Julius Lempert’s contributions to otology were numerous. He developed the one stage fenestration operation for otosclerosis and proved it was safe to operate on the inner ear to improve hearing. He introduced the dental drill for mastoidectomy. As a precursor to the operating microscope, he employed a bright headlight and magnifying loops so he could see well.
Lempert shared his knowledge and trained a whole generation of temporal bone surgeons, many of whom trained the next generation. He made some of the first motion pictures of ear, nose, and throat surgery and was instrumental in the founding of the Deafness Research Foundation.
Julius Lempert received many awards. He was given the Award of Merit of the American Otological Society although never admitted to the organization. He won the Gold Metal Award of the American Medical Association, an honorary M. D. from the Karolinska Institute in Stockholm, and the Royal Order of Vasa Knighthood First Class bestowed by the King of Sweden. He became a fellow of the New York Academy of Science.
The Brazilian government awarded him the Cruzeiro do Sul and the International College of Surgeons bestowed the Edwon and Hanna Speidel Award. He was given a citation by the United States Department of Defense and made an Honorary Fellow of the Society of Military Otolaryngologists.
This poorly trained physician went on to become the most famous otologic surgeon in the world, and was written up in many newspapers and magazines such as the Reader’s Digest. Patients from the United States and Europe traveled to his hospital for treatment.
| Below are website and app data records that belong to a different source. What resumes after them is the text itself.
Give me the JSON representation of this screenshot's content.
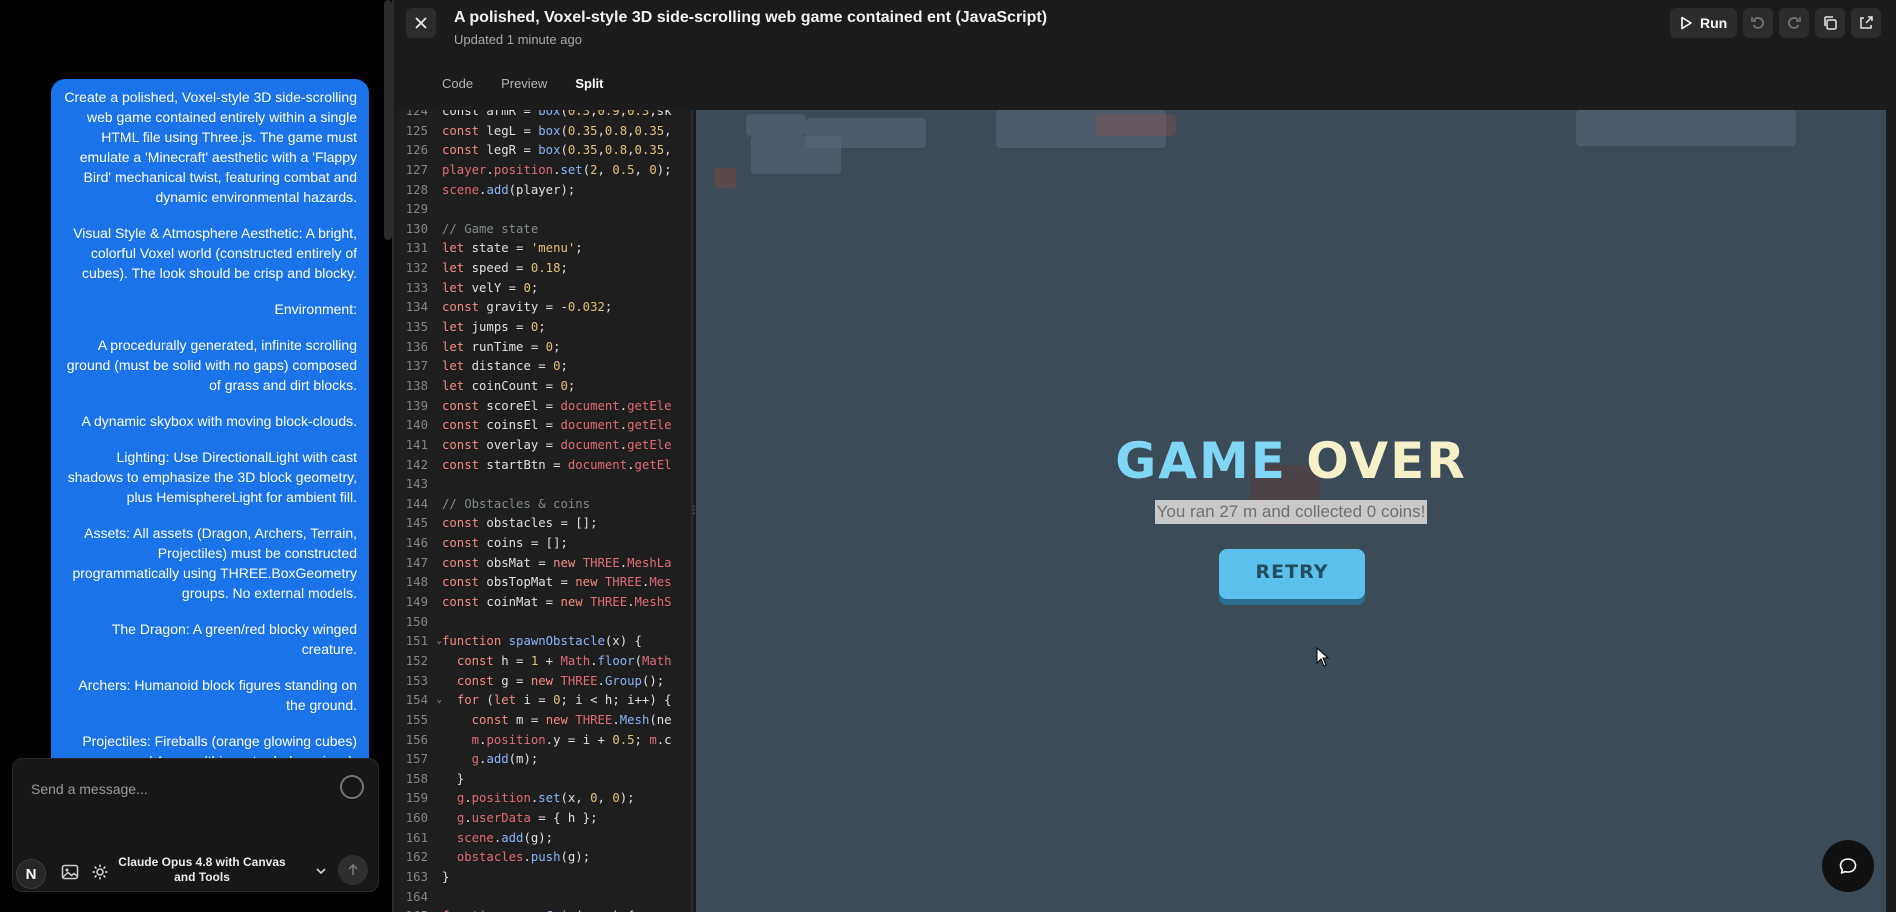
{
  "chat": {
    "prompt_paragraphs": [
      "Create a polished, Voxel-style 3D side-scrolling web game contained entirely within a single HTML file using Three.js. The game must emulate a 'Minecraft' aesthetic with a 'Flappy Bird' mechanical twist, featuring combat and dynamic environmental hazards.",
      "Visual Style & Atmosphere Aesthetic: A bright, colorful Voxel world (constructed entirely of cubes). The look should be crisp and blocky.",
      "Environment:",
      "A procedurally generated, infinite scrolling ground (must be solid with no gaps) composed of grass and dirt blocks.",
      "A dynamic skybox with moving block-clouds.",
      "Lighting: Use DirectionalLight with cast shadows to emphasize the 3D block geometry, plus HemisphereLight for ambient fill.",
      "Assets: All assets (Dragon, Archers, Terrain, Projectiles) must be constructed programmatically using THREE.BoxGeometry groups. No external models.",
      "The Dragon: A green/red blocky winged creature.",
      "Archers: Humanoid block figures standing on the ground.",
      "Projectiles: Fireballs (orange glowing cubes) and Arrows (thin, extruded versions)."
    ],
    "composer_placeholder": "Send a message...",
    "n_badge": "N",
    "model_label": "Claude Opus 4.8 with Canvas and Tools"
  },
  "artifact": {
    "title": "A polished, Voxel-style 3D side-scrolling web game contained ent (JavaScript)",
    "subtitle": "Updated 1 minute ago",
    "run_label": "Run",
    "tabs": [
      "Code",
      "Preview",
      "Split"
    ],
    "active_tab": "Split"
  },
  "code_lines": [
    {
      "n": "124",
      "fold": false,
      "html": "const armR = <span class='fn'>box</span>(<span class='num'>0.3</span>,<span class='num'>0.9</span>,<span class='num'>0.3</span>,sk"
    },
    {
      "n": "125",
      "fold": false,
      "html": "<span class='kw'>const</span> legL = <span class='fn'>box</span>(<span class='num'>0.35</span>,<span class='num'>0.8</span>,<span class='num'>0.35</span>,"
    },
    {
      "n": "126",
      "fold": false,
      "html": "<span class='kw'>const</span> legR = <span class='fn'>box</span>(<span class='num'>0.35</span>,<span class='num'>0.8</span>,<span class='num'>0.35</span>,"
    },
    {
      "n": "127",
      "fold": false,
      "html": "<span class='obj'>player</span>.<span class='obj'>position</span>.<span class='fn'>set</span>(<span class='num'>2</span>, <span class='num'>0.5</span>, <span class='num'>0</span>);"
    },
    {
      "n": "128",
      "fold": false,
      "html": "<span class='obj'>scene</span>.<span class='fn'>add</span>(player);"
    },
    {
      "n": "129",
      "fold": false,
      "html": ""
    },
    {
      "n": "130",
      "fold": false,
      "html": "<span class='cm'>// Game state</span>"
    },
    {
      "n": "131",
      "fold": false,
      "html": "<span class='kw'>let</span> state = <span class='str'>'menu'</span>;"
    },
    {
      "n": "132",
      "fold": false,
      "html": "<span class='kw'>let</span> speed = <span class='num'>0.18</span>;"
    },
    {
      "n": "133",
      "fold": false,
      "html": "<span class='kw'>let</span> velY = <span class='num'>0</span>;"
    },
    {
      "n": "134",
      "fold": false,
      "html": "<span class='kw'>const</span> gravity = -<span class='num'>0.032</span>;"
    },
    {
      "n": "135",
      "fold": false,
      "html": "<span class='kw'>let</span> jumps = <span class='num'>0</span>;"
    },
    {
      "n": "136",
      "fold": false,
      "html": "<span class='kw'>let</span> runTime = <span class='num'>0</span>;"
    },
    {
      "n": "137",
      "fold": false,
      "html": "<span class='kw'>let</span> distance = <span class='num'>0</span>;"
    },
    {
      "n": "138",
      "fold": false,
      "html": "<span class='kw'>let</span> coinCount = <span class='num'>0</span>;"
    },
    {
      "n": "139",
      "fold": false,
      "html": "<span class='kw'>const</span> scoreEl = <span class='obj'>document</span>.<span class='obj'>getEle</span>"
    },
    {
      "n": "140",
      "fold": false,
      "html": "<span class='kw'>const</span> coinsEl = <span class='obj'>document</span>.<span class='obj'>getEle</span>"
    },
    {
      "n": "141",
      "fold": false,
      "html": "<span class='kw'>const</span> overlay = <span class='obj'>document</span>.<span class='obj'>getEle</span>"
    },
    {
      "n": "142",
      "fold": false,
      "html": "<span class='kw'>const</span> startBtn = <span class='obj'>document</span>.<span class='obj'>getEl</span>"
    },
    {
      "n": "143",
      "fold": false,
      "html": ""
    },
    {
      "n": "144",
      "fold": false,
      "html": "<span class='cm'>// Obstacles &amp; coins</span>"
    },
    {
      "n": "145",
      "fold": false,
      "html": "<span class='kw'>const</span> obstacles = [];"
    },
    {
      "n": "146",
      "fold": false,
      "html": "<span class='kw'>const</span> coins = [];"
    },
    {
      "n": "147",
      "fold": false,
      "html": "<span class='kw'>const</span> obsMat = <span class='kw'>new</span> <span class='obj'>THREE</span>.<span class='obj'>MeshLa</span>"
    },
    {
      "n": "148",
      "fold": false,
      "html": "<span class='kw'>const</span> obsTopMat = <span class='kw'>new</span> <span class='obj'>THREE</span>.<span class='obj'>Mes</span>"
    },
    {
      "n": "149",
      "fold": false,
      "html": "<span class='kw'>const</span> coinMat = <span class='kw'>new</span> <span class='obj'>THREE</span>.<span class='obj'>MeshS</span>"
    },
    {
      "n": "150",
      "fold": false,
      "html": ""
    },
    {
      "n": "151",
      "fold": true,
      "html": "<span class='kw'>function</span> <span class='fn'>spawnObstacle</span>(x) {"
    },
    {
      "n": "152",
      "fold": false,
      "html": "  <span class='kw'>const</span> h = <span class='num'>1</span> + <span class='obj'>Math</span>.<span class='fn'>floor</span>(<span class='obj'>Math</span>"
    },
    {
      "n": "153",
      "fold": false,
      "html": "  <span class='kw'>const</span> g = <span class='kw'>new</span> <span class='obj'>THREE</span>.<span class='fn'>Group</span>();"
    },
    {
      "n": "154",
      "fold": true,
      "html": "  <span class='kw'>for</span> (<span class='kw'>let</span> i = <span class='num'>0</span>; i &lt; h; i++) {"
    },
    {
      "n": "155",
      "fold": false,
      "html": "    <span class='kw'>const</span> m = <span class='kw'>new</span> <span class='obj'>THREE</span>.<span class='fn'>Mesh</span>(ne"
    },
    {
      "n": "156",
      "fold": false,
      "html": "    <span class='obj'>m</span>.<span class='obj'>position</span>.y = i + <span class='num'>0.5</span>; <span class='obj'>m</span>.c"
    },
    {
      "n": "157",
      "fold": false,
      "html": "    <span class='obj'>g</span>.<span class='fn'>add</span>(m);"
    },
    {
      "n": "158",
      "fold": false,
      "html": "  }"
    },
    {
      "n": "159",
      "fold": false,
      "html": "  <span class='obj'>g</span>.<span class='obj'>position</span>.<span class='fn'>set</span>(x, <span class='num'>0</span>, <span class='num'>0</span>);"
    },
    {
      "n": "160",
      "fold": false,
      "html": "  <span class='obj'>g</span>.<span class='obj'>userData</span> = { h };"
    },
    {
      "n": "161",
      "fold": false,
      "html": "  <span class='obj'>scene</span>.<span class='fn'>add</span>(g);"
    },
    {
      "n": "162",
      "fold": false,
      "html": "  <span class='obj'>obstacles</span>.<span class='fn'>push</span>(g);"
    },
    {
      "n": "163",
      "fold": false,
      "html": "}"
    },
    {
      "n": "164",
      "fold": false,
      "html": ""
    },
    {
      "n": "165",
      "fold": false,
      "html": "<span class='kw'>function</span> <span class='fn'>spawnCoin</span>(x, y) {"
    }
  ],
  "game": {
    "title_part1": "GAME ",
    "title_part2": "OVER",
    "summary": "You ran 27 m and collected 0 coins!",
    "retry_label": "RETRY"
  },
  "colors": {
    "chat_bubble": "#1a73e8",
    "game_bg": "#3b4b58",
    "retry_button": "#5bc0ec",
    "title_cyan": "#7fd6f5",
    "title_cream": "#f5f0c8"
  }
}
What makes Lempert’s story unique are the many obstacles he had to overcome to reach the status of world-renowned otologist. He went to a third-rate medical school and had no formal training in the diagnosis and treatment of ear, nose, and throat problems. He was basically a general practitioner. He was Jewish in an era of rampant anti-Semitism. He had no financial backing, was dirt poor, and jumpstarted his practice by splitting fees.
Yet, by any measure, he was the father of modern otology.